As a comparative study, I am porting a Red-Black Tree from C++ to the D programming language (Part 1, Part 2). Overall D is an easy, practical transition for the C++ programmer. D provides a number of features for implementing correct code, however it is D’s simplicity that makes it truly enticing as a replacement. While D retains _C Style Syntax, _it is considerably simpler than C++, especially in the presence of exceptions.

Simple and Familiar

Readable code makes maintaining programs simpler, ergo cheaper.  D’s syntax stems from the same tree as C, allowing programmers to leverage their considerable experience; yet D comes with a number of useful changes to make code more readable, creating a simple, familiar environment.  This project was intended to expose the differences between D and C++.  Properties are an excellent example of a small change made in D, which reaps great benefit for readability.  Wait, what’s the problem? One can declare getters and setters in C++, isn’t that enough? I say no.  Take the following example in C++:

void RedBlackTree::Transplant(RedBlackNode::Ptr u, RedBlackNode::Ptr v)
{
    if(u->Parent() == nil)
        root = v;
    else if(u == u->Parent()->Left())
        u->Parent()->Left(v);
    else
        u->Parent()->Right(v);
    v->Parent(u->Parent());
}
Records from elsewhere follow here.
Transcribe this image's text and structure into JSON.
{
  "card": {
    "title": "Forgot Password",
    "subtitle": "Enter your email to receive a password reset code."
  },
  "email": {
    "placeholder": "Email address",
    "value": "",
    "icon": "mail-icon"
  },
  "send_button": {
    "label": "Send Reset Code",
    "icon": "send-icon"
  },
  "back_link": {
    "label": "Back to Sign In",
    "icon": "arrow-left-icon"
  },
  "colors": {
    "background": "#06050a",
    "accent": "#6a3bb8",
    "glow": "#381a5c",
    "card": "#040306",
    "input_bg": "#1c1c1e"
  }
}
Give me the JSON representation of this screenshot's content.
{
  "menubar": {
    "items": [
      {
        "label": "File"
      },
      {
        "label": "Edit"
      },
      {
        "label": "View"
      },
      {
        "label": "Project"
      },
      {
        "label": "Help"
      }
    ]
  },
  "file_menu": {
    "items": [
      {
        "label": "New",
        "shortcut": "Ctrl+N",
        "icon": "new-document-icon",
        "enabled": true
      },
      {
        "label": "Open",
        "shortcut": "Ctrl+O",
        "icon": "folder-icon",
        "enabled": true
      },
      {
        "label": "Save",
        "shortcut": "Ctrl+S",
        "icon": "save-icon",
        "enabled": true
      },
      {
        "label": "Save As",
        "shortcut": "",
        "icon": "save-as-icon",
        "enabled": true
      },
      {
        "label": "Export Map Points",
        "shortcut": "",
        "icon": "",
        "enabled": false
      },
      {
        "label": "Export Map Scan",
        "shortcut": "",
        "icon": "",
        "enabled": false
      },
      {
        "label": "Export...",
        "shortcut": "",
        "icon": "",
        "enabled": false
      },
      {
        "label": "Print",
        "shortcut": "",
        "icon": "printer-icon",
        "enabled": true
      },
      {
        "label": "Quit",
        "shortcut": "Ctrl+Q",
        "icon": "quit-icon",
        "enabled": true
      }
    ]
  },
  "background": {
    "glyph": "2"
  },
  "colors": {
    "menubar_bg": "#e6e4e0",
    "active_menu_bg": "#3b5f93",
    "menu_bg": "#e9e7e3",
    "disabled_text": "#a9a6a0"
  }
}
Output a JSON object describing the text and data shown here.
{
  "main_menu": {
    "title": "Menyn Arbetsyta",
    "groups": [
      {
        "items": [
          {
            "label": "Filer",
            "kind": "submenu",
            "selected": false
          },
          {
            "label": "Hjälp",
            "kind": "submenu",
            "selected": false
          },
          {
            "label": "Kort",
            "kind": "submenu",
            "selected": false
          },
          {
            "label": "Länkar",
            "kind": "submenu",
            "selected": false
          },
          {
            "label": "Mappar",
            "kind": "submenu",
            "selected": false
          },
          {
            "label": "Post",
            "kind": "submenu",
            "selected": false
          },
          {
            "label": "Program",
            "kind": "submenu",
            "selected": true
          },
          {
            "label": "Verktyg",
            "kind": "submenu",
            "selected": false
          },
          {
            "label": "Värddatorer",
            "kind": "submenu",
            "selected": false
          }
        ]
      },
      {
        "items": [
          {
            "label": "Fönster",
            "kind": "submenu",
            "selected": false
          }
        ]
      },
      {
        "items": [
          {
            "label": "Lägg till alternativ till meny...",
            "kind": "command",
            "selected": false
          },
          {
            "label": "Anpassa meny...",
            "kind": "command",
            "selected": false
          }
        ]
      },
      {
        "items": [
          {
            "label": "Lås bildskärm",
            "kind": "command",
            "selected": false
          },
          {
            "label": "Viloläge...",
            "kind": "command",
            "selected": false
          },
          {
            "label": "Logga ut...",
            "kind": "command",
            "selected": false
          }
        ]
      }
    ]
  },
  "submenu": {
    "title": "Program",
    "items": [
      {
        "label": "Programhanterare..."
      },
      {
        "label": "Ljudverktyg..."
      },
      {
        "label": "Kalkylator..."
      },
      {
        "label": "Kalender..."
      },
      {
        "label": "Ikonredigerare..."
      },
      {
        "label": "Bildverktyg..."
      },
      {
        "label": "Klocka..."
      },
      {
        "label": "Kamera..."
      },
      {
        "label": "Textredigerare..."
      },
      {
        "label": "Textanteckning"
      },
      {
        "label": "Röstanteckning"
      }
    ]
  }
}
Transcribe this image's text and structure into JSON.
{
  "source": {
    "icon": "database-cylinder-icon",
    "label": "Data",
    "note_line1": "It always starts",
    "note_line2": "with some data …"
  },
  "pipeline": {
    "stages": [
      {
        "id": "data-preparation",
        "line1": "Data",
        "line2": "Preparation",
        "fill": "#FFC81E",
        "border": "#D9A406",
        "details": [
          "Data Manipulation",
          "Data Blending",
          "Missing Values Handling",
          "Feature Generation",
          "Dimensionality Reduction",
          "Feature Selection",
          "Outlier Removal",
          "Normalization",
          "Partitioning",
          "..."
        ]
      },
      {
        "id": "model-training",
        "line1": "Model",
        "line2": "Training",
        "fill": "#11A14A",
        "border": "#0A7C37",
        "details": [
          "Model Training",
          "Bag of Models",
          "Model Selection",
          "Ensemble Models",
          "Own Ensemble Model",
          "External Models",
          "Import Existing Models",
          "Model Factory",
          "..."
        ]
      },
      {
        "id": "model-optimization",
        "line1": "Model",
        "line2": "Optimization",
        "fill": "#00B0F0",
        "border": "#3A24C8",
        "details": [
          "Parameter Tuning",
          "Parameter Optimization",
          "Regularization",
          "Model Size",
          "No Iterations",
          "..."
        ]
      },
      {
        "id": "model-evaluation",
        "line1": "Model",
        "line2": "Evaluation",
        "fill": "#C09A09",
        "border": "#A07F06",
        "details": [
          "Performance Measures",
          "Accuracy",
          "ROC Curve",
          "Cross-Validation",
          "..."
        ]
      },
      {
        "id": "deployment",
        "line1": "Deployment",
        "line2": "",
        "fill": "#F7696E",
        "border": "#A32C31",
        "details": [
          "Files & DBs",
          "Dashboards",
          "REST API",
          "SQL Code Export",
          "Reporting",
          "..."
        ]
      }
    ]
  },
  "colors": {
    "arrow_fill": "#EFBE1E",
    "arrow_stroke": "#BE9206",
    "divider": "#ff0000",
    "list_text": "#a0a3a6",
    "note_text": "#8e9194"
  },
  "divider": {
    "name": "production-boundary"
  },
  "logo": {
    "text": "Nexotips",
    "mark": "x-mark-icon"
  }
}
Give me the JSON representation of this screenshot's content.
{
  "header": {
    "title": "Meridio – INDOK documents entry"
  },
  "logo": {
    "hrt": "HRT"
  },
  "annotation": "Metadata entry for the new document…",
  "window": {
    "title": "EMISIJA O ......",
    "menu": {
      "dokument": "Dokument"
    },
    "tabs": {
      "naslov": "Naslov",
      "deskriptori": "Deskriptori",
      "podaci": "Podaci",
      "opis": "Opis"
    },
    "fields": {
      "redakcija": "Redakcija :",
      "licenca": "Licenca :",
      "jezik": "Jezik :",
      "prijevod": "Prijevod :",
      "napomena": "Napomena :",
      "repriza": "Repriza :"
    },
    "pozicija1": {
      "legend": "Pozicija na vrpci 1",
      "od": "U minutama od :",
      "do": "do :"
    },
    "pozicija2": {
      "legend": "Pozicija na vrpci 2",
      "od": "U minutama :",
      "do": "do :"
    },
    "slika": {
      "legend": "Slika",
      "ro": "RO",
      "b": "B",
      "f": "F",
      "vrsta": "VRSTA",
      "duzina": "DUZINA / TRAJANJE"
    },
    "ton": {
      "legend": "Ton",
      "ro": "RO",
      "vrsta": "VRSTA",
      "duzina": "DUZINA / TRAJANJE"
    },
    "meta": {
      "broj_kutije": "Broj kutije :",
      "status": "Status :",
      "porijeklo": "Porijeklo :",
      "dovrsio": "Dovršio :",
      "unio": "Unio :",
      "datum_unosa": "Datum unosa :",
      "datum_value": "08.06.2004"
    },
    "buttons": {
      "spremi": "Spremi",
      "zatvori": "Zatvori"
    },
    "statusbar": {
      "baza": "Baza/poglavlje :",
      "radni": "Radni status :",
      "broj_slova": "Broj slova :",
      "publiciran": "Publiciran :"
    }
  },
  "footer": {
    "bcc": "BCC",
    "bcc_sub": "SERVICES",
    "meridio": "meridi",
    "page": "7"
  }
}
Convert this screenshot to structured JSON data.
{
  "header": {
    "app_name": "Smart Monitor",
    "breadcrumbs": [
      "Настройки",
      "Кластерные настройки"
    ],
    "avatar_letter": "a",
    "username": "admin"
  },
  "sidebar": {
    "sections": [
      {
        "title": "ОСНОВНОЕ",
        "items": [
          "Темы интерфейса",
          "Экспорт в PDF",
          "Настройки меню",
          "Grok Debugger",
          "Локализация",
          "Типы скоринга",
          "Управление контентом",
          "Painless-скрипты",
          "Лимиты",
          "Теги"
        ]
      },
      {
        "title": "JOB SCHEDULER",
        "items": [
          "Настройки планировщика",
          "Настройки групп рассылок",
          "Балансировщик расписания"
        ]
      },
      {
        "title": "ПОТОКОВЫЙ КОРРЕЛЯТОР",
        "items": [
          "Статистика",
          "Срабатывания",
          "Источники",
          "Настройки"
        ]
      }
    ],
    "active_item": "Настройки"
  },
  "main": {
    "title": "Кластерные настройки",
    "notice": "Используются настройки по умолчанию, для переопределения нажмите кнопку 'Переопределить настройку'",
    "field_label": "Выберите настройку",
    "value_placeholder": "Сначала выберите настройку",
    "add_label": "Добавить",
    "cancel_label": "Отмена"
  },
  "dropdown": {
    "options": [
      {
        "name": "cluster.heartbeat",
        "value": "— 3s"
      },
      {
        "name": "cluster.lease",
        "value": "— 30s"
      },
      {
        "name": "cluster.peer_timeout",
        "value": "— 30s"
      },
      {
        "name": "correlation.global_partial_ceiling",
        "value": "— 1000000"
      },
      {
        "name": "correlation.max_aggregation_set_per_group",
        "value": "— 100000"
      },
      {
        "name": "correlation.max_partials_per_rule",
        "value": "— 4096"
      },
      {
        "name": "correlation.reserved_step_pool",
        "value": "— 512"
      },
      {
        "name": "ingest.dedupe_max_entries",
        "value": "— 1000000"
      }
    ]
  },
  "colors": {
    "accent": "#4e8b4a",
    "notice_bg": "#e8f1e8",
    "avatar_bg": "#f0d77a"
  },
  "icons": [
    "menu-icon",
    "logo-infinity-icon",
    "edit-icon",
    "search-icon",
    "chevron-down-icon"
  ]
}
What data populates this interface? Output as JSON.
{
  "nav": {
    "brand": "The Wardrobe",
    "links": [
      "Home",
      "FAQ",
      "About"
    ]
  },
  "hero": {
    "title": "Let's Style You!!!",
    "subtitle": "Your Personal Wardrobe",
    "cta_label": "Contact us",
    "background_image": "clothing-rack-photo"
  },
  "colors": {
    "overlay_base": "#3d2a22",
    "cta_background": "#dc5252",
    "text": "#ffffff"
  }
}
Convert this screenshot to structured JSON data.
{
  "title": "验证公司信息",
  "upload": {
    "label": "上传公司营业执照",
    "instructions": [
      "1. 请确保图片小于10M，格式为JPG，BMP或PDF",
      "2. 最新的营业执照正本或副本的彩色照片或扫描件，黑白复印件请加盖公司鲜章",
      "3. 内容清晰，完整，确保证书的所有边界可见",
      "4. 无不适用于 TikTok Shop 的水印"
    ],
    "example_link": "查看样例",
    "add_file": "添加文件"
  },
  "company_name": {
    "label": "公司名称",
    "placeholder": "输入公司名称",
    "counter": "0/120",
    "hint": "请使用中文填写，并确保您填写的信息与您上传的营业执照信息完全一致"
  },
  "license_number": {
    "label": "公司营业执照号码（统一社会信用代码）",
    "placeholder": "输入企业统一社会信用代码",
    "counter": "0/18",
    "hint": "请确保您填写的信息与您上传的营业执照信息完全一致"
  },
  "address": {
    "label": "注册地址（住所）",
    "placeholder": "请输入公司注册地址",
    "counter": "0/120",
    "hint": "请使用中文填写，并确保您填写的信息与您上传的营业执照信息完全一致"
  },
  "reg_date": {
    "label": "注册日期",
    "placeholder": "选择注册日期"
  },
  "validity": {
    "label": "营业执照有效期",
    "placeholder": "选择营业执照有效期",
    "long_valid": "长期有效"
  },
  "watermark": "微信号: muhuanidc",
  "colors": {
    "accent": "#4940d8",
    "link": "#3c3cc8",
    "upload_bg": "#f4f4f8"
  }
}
Line 6 actually modified u’s right sibling (u->Parent()->Right()).  Where is the equal sign? There isn’t one. Experienced C++ programmers are used to looking at this deficiency as status quo.  However, its much easier in D to see the statement’s intent.

void Transplant(RedBlackNode u, RedBlackNode v)
{
    if(u.Parent == nil)
        root = v;
    else if(u == v.Parent.Left)
        u.Parent.Left = v;
    else
                u.Parent.Right = v;
    v.Parent = u.Parent;
}

D uses the property idiom to clearly show that an assignment is taking place.  This simple example is powerful.  Notice that the syntax is nearly identical between the 2 languages. This similarity makes it very easy for one to use their current C++ skills almost immediately.

C++ is Whitespace Sensitive

One of the biggest complaints I hear from new python programmers is whitespace sensitivity.  Python uses whitespace as a method to control scope, something most editors do automatically anyway using indention.

def fn1(x):
    if(x is int):
        return 1+1;
    else:
        x = str(int(x) + 1)
        return x;

By forcing whitespace in the syntax braces (“{“ and “}”) are unnecessary, and all python programs look the same making it easier to share code.  It works well, and Python if very consistent in it’s implementation. C style languages are not whitespace sensitive, except special cases in C++.

void fn1()
{
    vector<vector<int>> stl_2d_vector; //Doesn't compile
    vector<vector<int> > stl_2d_vector; //Does compile
}

C++ uses the angle-brackets “<” and “>” for a number of functions:

  1. Templates

  2. Less-Than, Greater-Than comparison

  3. Bit-Wise Shifting

  4. Stream-Insertion Operator

  5. Stream-Extraction Operator

This isn’t so bad except that there are two separate, semantic classes here.  Sometimes the < and > characters are used to enclose text as in the example above.  Otherwise, the < and > characters do not enclose text and form an independent operator.  Said another way, angle brackets can form a digraph operator, and can form a semantic grouping…depending on the context.  Context makes C++ difficult to read.

This is just one example of how the obtuse syntax of C++ makes writing a compiler as well as readable code, difficult.  In this example, the compiler is trying to treat the “>>” digraph as an operator, instead of grouping the template arguments.  The space between the 2 “>” symbol allows the compiler to pair the angle brackets, enclose the template and compile the expression.

D provides a consistent alternative. Which leverage an existing operator for enclosing symbols, the parentheses.  D makes instantiating templates easy:

void fn1()
{
    vector!(vector!(int)) stl_2d_vector; //Does compile
    vector!(vector!(int) ) stl_2d_vector; //Still compiles
}

The “!” operator is always used as a unary operator. Sometimes it can be used as not or one’s complement (bit-twiddle) as in:

if( t != 1) //If T is not equal to 1
    //Do Something
t = !t; // One's complement t;

However, ! always means “I stand alone, and I modify the token to my right”.  When we create a template, the ! modifies the enclosing parenthetical statement to transform it to a template expression.  D does not overload operators, or tokens. D does not use context sensitive syntax.  D, like python, allows one to write very readable software.

D gives us tools to write correct code, and offers a simplified syntax that leverages our existing C++ experience.  Starting new projects in a new language is a daunting task, yet D offers a lower-risk path in upgrading to a modern language.  D isn’t perfect but it provides a number of features for C++ developers to start solving real problems, today.